=== Exercise data ===
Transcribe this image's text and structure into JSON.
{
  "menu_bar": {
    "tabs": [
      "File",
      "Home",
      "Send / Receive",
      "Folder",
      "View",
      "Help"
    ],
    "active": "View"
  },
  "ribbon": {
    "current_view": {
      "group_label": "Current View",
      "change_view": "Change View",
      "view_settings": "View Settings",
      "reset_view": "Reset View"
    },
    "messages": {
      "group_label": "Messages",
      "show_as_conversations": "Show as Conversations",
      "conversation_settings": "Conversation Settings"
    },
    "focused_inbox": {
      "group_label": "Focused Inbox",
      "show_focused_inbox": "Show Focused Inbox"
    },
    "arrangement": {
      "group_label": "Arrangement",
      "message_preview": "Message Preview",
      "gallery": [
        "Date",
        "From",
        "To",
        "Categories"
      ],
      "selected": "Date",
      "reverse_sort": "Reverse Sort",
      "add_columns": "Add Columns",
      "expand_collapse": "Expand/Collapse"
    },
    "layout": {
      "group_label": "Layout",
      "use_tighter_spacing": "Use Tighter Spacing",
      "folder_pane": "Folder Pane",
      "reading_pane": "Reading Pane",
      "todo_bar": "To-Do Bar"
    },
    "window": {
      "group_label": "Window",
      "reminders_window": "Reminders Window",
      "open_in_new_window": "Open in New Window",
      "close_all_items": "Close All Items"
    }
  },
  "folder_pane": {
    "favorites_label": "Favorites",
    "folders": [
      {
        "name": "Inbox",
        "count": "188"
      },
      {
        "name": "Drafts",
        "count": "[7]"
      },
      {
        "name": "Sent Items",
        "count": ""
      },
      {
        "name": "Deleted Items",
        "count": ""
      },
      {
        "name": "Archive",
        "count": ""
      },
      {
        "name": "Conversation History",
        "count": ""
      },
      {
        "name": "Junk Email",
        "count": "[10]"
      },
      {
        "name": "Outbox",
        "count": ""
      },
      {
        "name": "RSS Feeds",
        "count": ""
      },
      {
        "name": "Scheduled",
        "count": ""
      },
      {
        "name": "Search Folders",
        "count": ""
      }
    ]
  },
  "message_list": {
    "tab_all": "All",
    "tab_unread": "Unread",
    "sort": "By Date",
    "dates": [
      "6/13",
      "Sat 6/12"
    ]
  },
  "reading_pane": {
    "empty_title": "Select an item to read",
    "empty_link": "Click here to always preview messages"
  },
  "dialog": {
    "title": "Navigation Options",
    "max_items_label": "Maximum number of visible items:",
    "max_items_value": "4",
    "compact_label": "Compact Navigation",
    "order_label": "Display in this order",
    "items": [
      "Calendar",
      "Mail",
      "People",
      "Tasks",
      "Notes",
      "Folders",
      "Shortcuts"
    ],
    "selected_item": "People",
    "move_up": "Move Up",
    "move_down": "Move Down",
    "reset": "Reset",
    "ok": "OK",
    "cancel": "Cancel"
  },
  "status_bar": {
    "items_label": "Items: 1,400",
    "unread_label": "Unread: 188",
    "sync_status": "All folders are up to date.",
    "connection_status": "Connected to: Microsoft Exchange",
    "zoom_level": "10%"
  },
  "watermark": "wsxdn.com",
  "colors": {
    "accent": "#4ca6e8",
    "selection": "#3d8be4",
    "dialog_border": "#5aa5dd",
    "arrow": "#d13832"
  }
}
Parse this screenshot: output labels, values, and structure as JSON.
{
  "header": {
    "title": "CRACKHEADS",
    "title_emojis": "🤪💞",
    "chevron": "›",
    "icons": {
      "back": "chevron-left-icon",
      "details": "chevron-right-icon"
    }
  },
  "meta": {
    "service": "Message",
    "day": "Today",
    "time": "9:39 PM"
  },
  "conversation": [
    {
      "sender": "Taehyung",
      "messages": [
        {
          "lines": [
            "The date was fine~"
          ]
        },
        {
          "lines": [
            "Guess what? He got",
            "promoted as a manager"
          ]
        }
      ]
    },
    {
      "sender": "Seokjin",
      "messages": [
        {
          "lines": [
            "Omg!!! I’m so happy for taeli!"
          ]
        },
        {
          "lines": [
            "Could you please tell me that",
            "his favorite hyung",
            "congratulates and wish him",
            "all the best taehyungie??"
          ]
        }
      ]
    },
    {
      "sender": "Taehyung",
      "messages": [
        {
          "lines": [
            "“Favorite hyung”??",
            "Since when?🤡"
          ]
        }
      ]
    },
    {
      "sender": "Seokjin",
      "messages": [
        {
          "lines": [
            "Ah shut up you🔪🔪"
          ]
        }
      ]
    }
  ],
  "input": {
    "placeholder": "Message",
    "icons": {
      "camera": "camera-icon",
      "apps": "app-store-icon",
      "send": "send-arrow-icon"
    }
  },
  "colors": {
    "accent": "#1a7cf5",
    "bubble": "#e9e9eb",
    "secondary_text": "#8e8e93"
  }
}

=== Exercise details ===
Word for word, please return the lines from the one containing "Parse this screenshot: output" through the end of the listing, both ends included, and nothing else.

=== Written answer ===
Parse this screenshot: output labels, values, and structure as JSON.
{
  "header": {
    "title": "CRACKHEADS",
    "title_emojis": "🤪💞",
    "chevron": "›",
    "icons": {
      "back": "chevron-left-icon",
      "details": "chevron-right-icon"
    }
  },
  "meta": {
    "service": "Message",
    "day": "Today",
    "time": "9:39 PM"
  },
  "conversation": [
    {
      "sender": "Taehyung",
      "messages": [
        {
          "lines": [
            "The date was fine~"
          ]
        },
        {
          "lines": [
            "Guess what? He got",
            "promoted as a manager"
          ]
        }
      ]
    },
    {
      "sender": "Seokjin",
      "messages": [
        {
          "lines": [
            "Omg!!! I’m so happy for taeli!"
          ]
        },
        {
          "lines": [
            "Could you please tell me that",
            "his favorite hyung",
            "congratulates and wish him",
            "all the best taehyungie??"
          ]
        }
      ]
    },
    {
      "sender": "Taehyung",
      "messages": [
        {
          "lines": [
            "“Favorite hyung”??",
            "Since when?🤡"
          ]
        }
      ]
    },
    {
      "sender": "Seokjin",
      "messages": [
        {
          "lines": [
            "Ah shut up you🔪🔪"
          ]
        }
      ]
    }
  ],
  "input": {
    "placeholder": "Message",
    "icons": {
      "camera": "camera-icon",
      "apps": "app-store-icon",
      "send": "send-arrow-icon"
    }
  },
  "colors": {
    "accent": "#1a7cf5",
    "bubble": "#e9e9eb",
    "secondary_text": "#8e8e93"
  }
}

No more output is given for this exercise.